**WORK TASK:**
Your copy should match the records below word for word and contain no pictures.
□ □ □ □ □ □ □
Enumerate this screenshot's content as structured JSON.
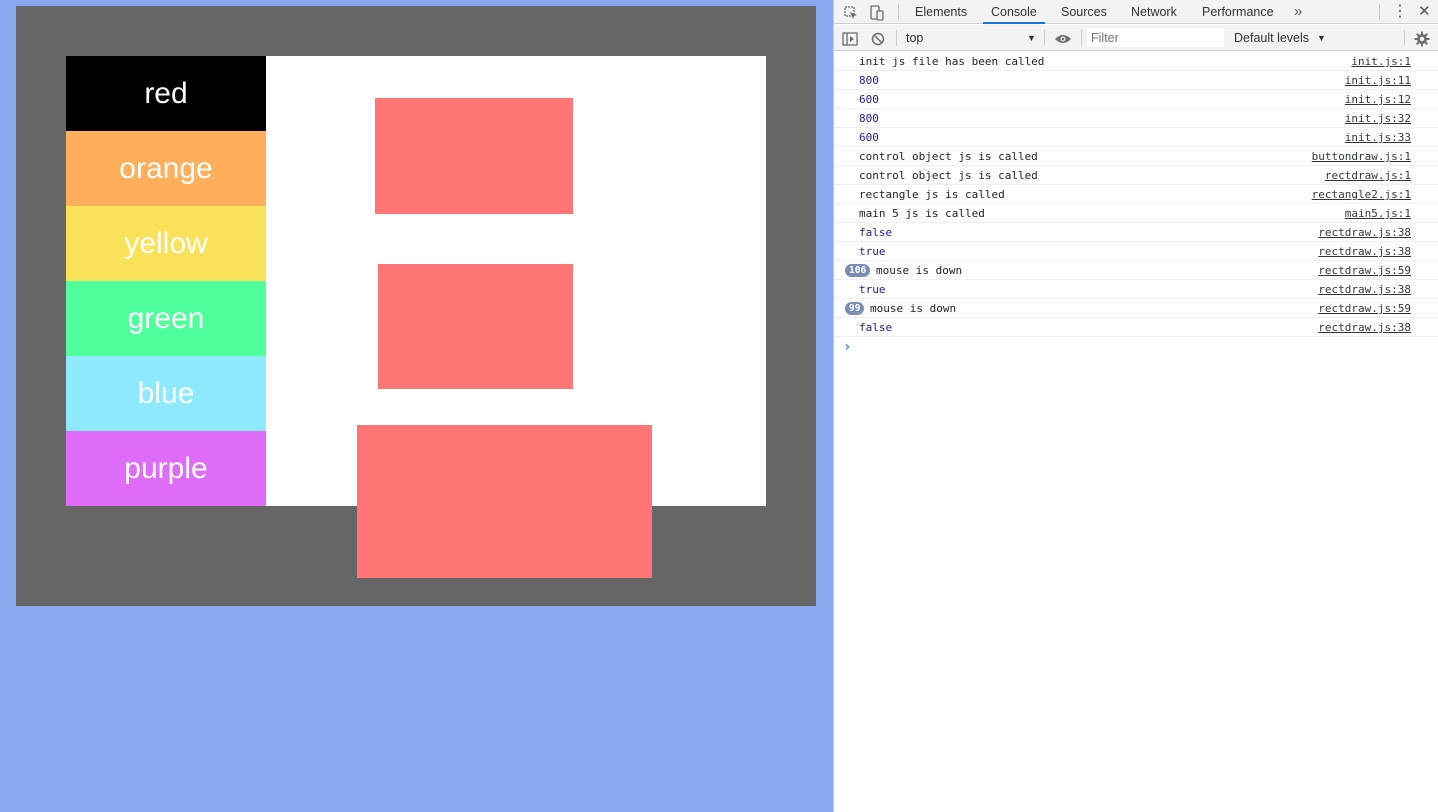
{
  "app": {
    "color_buttons": [
      {
        "label": "red",
        "color": "#000000"
      },
      {
        "label": "orange",
        "color": "#ffae5c"
      },
      {
        "label": "yellow",
        "color": "#f9e15a"
      },
      {
        "label": "green",
        "color": "#4fff9c"
      },
      {
        "label": "blue",
        "color": "#8fe9fd"
      },
      {
        "label": "purple",
        "color": "#df6cf9"
      }
    ],
    "rect_color": "#ff7474",
    "frame_color": "#666666",
    "page_background": "#8aa8ef"
  },
  "devtools": {
    "tabs": [
      {
        "label": "Elements"
      },
      {
        "label": "Console",
        "active": true
      },
      {
        "label": "Sources"
      },
      {
        "label": "Network"
      },
      {
        "label": "Performance"
      }
    ],
    "more_tabs_icon": "chevron-double-right-icon",
    "context_select": "top",
    "filter_placeholder": "Filter",
    "levels": "Default levels",
    "log": [
      {
        "msg": "init js file has been called",
        "src": "init.js:1",
        "kind": "text"
      },
      {
        "msg": "800",
        "src": "init.js:11",
        "kind": "num"
      },
      {
        "msg": "600",
        "src": "init.js:12",
        "kind": "num"
      },
      {
        "msg": "800",
        "src": "init.js:32",
        "kind": "num"
      },
      {
        "msg": "600",
        "src": "init.js:33",
        "kind": "num"
      },
      {
        "msg": "control object js is called",
        "src": "buttondraw.js:1",
        "kind": "text"
      },
      {
        "msg": "control object js is called",
        "src": "rectdraw.js:1",
        "kind": "text"
      },
      {
        "msg": "rectangle js is called",
        "src": "rectangle2.js:1",
        "kind": "text"
      },
      {
        "msg": "main 5 js is called",
        "src": "main5.js:1",
        "kind": "text"
      },
      {
        "msg": "false",
        "src": "rectdraw.js:38",
        "kind": "bool"
      },
      {
        "msg": "true",
        "src": "rectdraw.js:38",
        "kind": "bool"
      },
      {
        "msg": "mouse is down",
        "src": "rectdraw.js:59",
        "kind": "text",
        "count": "106"
      },
      {
        "msg": "true",
        "src": "rectdraw.js:38",
        "kind": "bool"
      },
      {
        "msg": "mouse is down",
        "src": "rectdraw.js:59",
        "kind": "text",
        "count": "99"
      },
      {
        "msg": "false",
        "src": "rectdraw.js:38",
        "kind": "bool"
      }
    ],
    "prompt_glyph": "›"
  }
}
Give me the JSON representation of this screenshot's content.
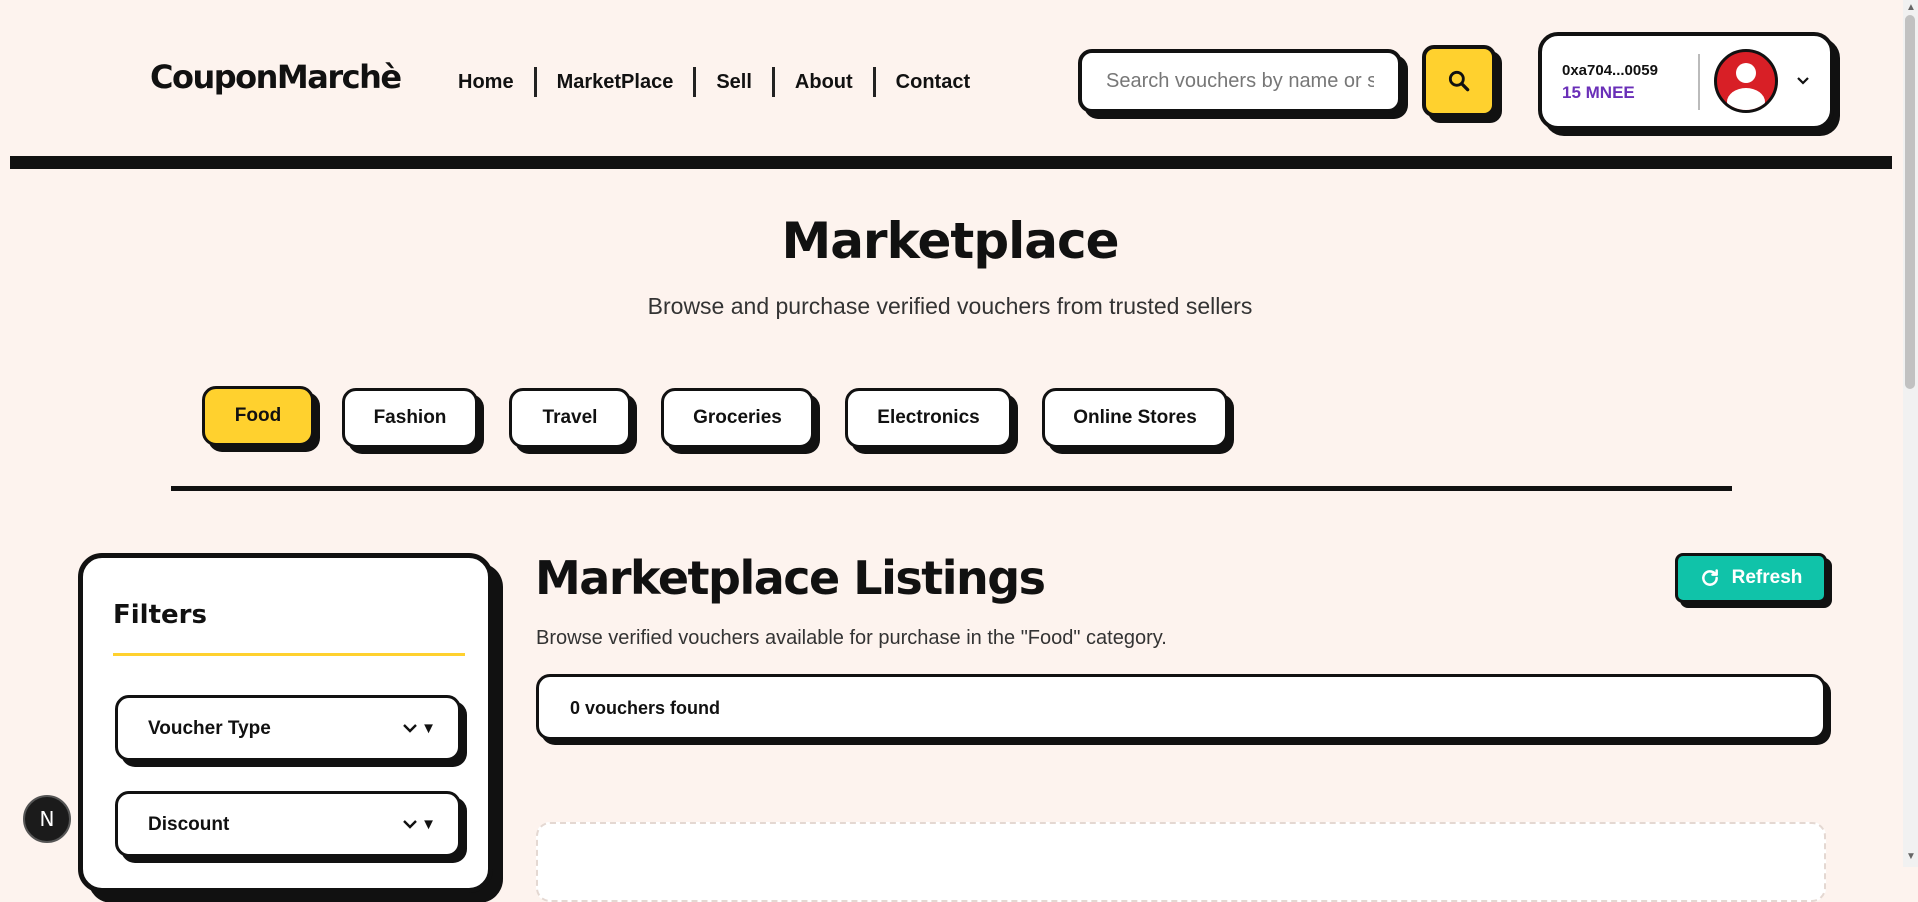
{
  "header": {
    "logo": "CouponMarchè",
    "nav": [
      "Home",
      "MarketPlace",
      "Sell",
      "About",
      "Contact"
    ],
    "search_placeholder": "Search vouchers by name or store",
    "wallet_address": "0xa704...0059",
    "wallet_balance": "15 MNEE"
  },
  "hero": {
    "title": "Marketplace",
    "subtitle": "Browse and purchase verified vouchers from trusted sellers"
  },
  "categories": {
    "items": [
      "Food",
      "Fashion",
      "Travel",
      "Groceries",
      "Electronics",
      "Online Stores"
    ],
    "active": "Food"
  },
  "filters": {
    "title": "Filters",
    "selects": [
      "Voucher Type",
      "Discount"
    ]
  },
  "listings": {
    "title": "Marketplace Listings",
    "subtitle": "Browse verified vouchers available for purchase in the \"Food\" category.",
    "refresh_label": "Refresh",
    "count_text": "0 vouchers found"
  },
  "misc": {
    "dev_badge": "N"
  },
  "colors": {
    "background": "#fdf3ee",
    "accent_yellow": "#ffd12e",
    "refresh_teal": "#10c3a9",
    "balance_purple": "#6a2fb8",
    "avatar_red": "#d81f26"
  }
}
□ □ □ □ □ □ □
**RESULT OF THE TASK:**
Enumerate this screenshot's content as structured JSON.
{
  "app": {
    "color_buttons": [
      {
        "label": "red",
        "color": "#000000"
      },
      {
        "label": "orange",
        "color": "#ffae5c"
      },
      {
        "label": "yellow",
        "color": "#f9e15a"
      },
      {
        "label": "green",
        "color": "#4fff9c"
      },
      {
        "label": "blue",
        "color": "#8fe9fd"
      },
      {
        "label": "purple",
        "color": "#df6cf9"
      }
    ],
    "rect_color": "#ff7474",
    "frame_color": "#666666",
    "page_background": "#8aa8ef"
  },
  "devtools": {
    "tabs": [
      {
        "label": "Elements"
      },
      {
        "label": "Console",
        "active": true
      },
      {
        "label": "Sources"
      },
      {
        "label": "Network"
      },
      {
        "label": "Performance"
      }
    ],
    "more_tabs_icon": "chevron-double-right-icon",
    "context_select": "top",
    "filter_placeholder": "Filter",
    "levels": "Default levels",
    "log": [
      {
        "msg": "init js file has been called",
        "src": "init.js:1",
        "kind": "text"
      },
      {
        "msg": "800",
        "src": "init.js:11",
        "kind": "num"
      },
      {
        "msg": "600",
        "src": "init.js:12",
        "kind": "num"
      },
      {
        "msg": "800",
        "src": "init.js:32",
        "kind": "num"
      },
      {
        "msg": "600",
        "src": "init.js:33",
        "kind": "num"
      },
      {
        "msg": "control object js is called",
        "src": "buttondraw.js:1",
        "kind": "text"
      },
      {
        "msg": "control object js is called",
        "src": "rectdraw.js:1",
        "kind": "text"
      },
      {
        "msg": "rectangle js is called",
        "src": "rectangle2.js:1",
        "kind": "text"
      },
      {
        "msg": "main 5 js is called",
        "src": "main5.js:1",
        "kind": "text"
      },
      {
        "msg": "false",
        "src": "rectdraw.js:38",
        "kind": "bool"
      },
      {
        "msg": "true",
        "src": "rectdraw.js:38",
        "kind": "bool"
      },
      {
        "msg": "mouse is down",
        "src": "rectdraw.js:59",
        "kind": "text",
        "count": "106"
      },
      {
        "msg": "true",
        "src": "rectdraw.js:38",
        "kind": "bool"
      },
      {
        "msg": "mouse is down",
        "src": "rectdraw.js:59",
        "kind": "text",
        "count": "99"
      },
      {
        "msg": "false",
        "src": "rectdraw.js:38",
        "kind": "bool"
      }
    ],
    "prompt_glyph": "›"
  }
}
Give me the JSON representation of this screenshot's content.
{
  "header": {
    "logo": "CouponMarchè",
    "nav": [
      "Home",
      "MarketPlace",
      "Sell",
      "About",
      "Contact"
    ],
    "search_placeholder": "Search vouchers by name or store",
    "wallet_address": "0xa704...0059",
    "wallet_balance": "15 MNEE"
  },
  "hero": {
    "title": "Marketplace",
    "subtitle": "Browse and purchase verified vouchers from trusted sellers"
  },
  "categories": {
    "items": [
      "Food",
      "Fashion",
      "Travel",
      "Groceries",
      "Electronics",
      "Online Stores"
    ],
    "active": "Food"
  },
  "filters": {
    "title": "Filters",
    "selects": [
      "Voucher Type",
      "Discount"
    ]
  },
  "listings": {
    "title": "Marketplace Listings",
    "subtitle": "Browse verified vouchers available for purchase in the \"Food\" category.",
    "refresh_label": "Refresh",
    "count_text": "0 vouchers found"
  },
  "misc": {
    "dev_badge": "N"
  },
  "colors": {
    "background": "#fdf3ee",
    "accent_yellow": "#ffd12e",
    "refresh_teal": "#10c3a9",
    "balance_purple": "#6a2fb8",
    "avatar_red": "#d81f26"
  }
}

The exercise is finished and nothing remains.